What to work on: Filter the entries below down to the lines that hold "icon".

Data to examine:
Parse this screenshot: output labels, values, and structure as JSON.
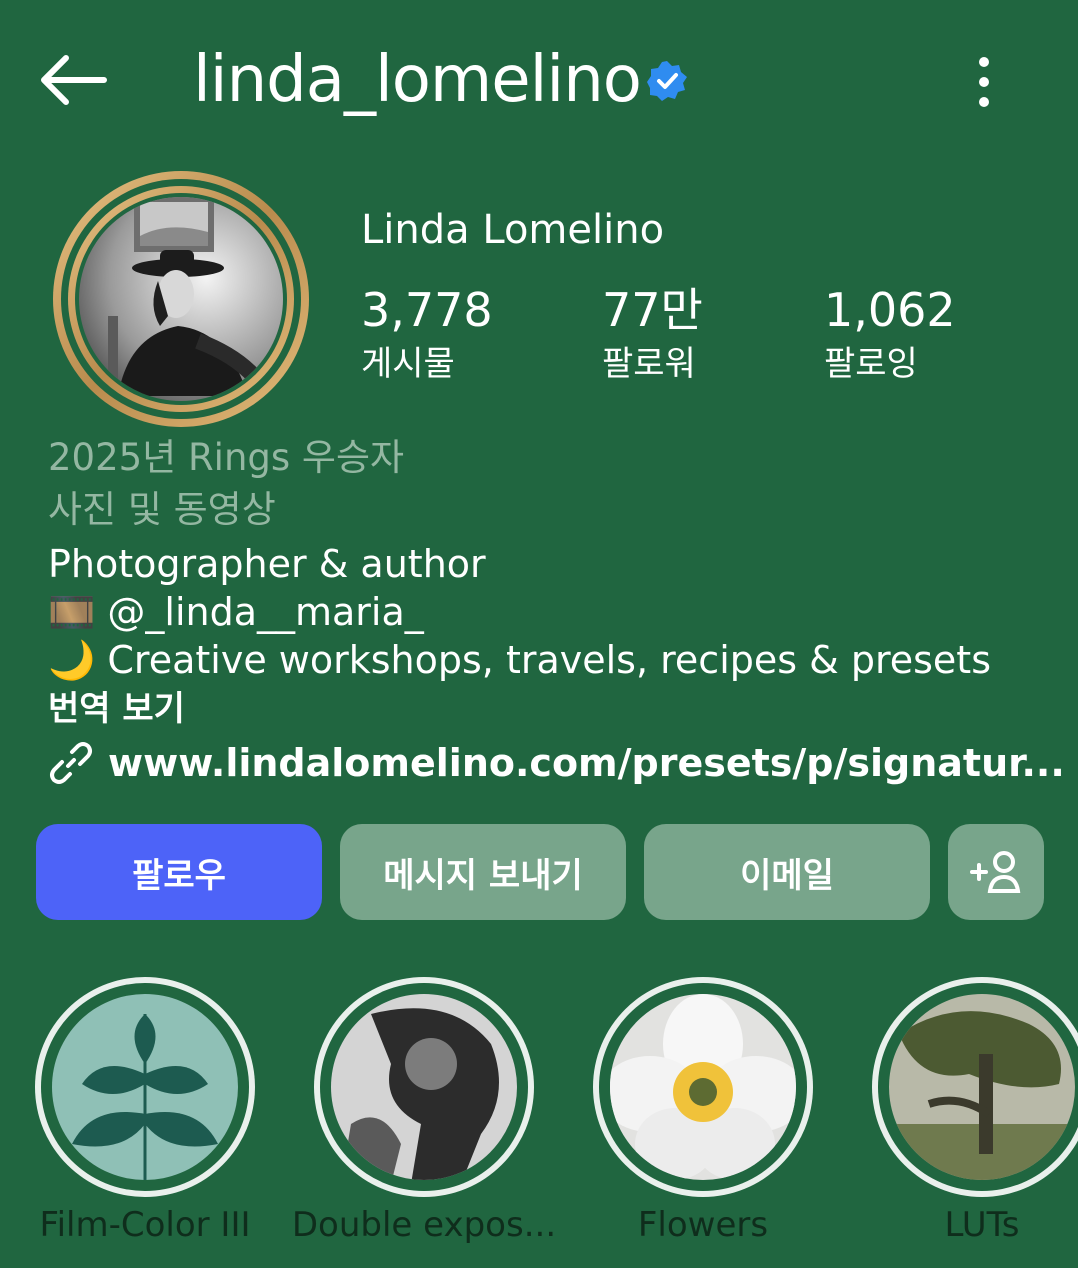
{
  "header": {
    "username": "linda_lomelino",
    "back_icon": "arrow-left-icon",
    "verified_icon": "verified-badge-icon",
    "more_icon": "more-vertical-icon"
  },
  "profile": {
    "full_name": "Linda Lomelino",
    "stats": [
      {
        "value": "3,778",
        "label": "게시물"
      },
      {
        "value": "77만",
        "label": "팔로워"
      },
      {
        "value": "1,062",
        "label": "팔로잉"
      }
    ],
    "award": "2025년 Rings 우승자",
    "category": "사진 및 동영상",
    "bio_lines": [
      "Photographer & author",
      "🎞️ @_linda__maria_",
      "🌙 Creative workshops, travels, recipes & presets"
    ],
    "translate_label": "번역 보기",
    "link_icon": "link-icon",
    "link_text": "www.lindalomelino.com/presets/p/signatur..."
  },
  "actions": {
    "follow": "팔로우",
    "message": "메시지 보내기",
    "email": "이메일",
    "add_person_icon": "add-person-icon"
  },
  "highlights": [
    {
      "label": "Film-Color III"
    },
    {
      "label": "Double expos..."
    },
    {
      "label": "Flowers"
    },
    {
      "label": "LUTs"
    }
  ],
  "colors": {
    "background": "#206640",
    "follow_button": "#4d63f8",
    "secondary_button": "#78a58b",
    "muted_text": "#94b7a2",
    "highlight_label": "#0f2d1c",
    "verified_blue": "#2f8cf0",
    "avatar_ring_gold": "#c9a063"
  }
}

Output below:
    "back_icon": "arrow-left-icon",
    "verified_icon": "verified-badge-icon",
    "more_icon": "more-vertical-icon"
    "link_icon": "link-icon",
    "add_person_icon": "add-person-icon"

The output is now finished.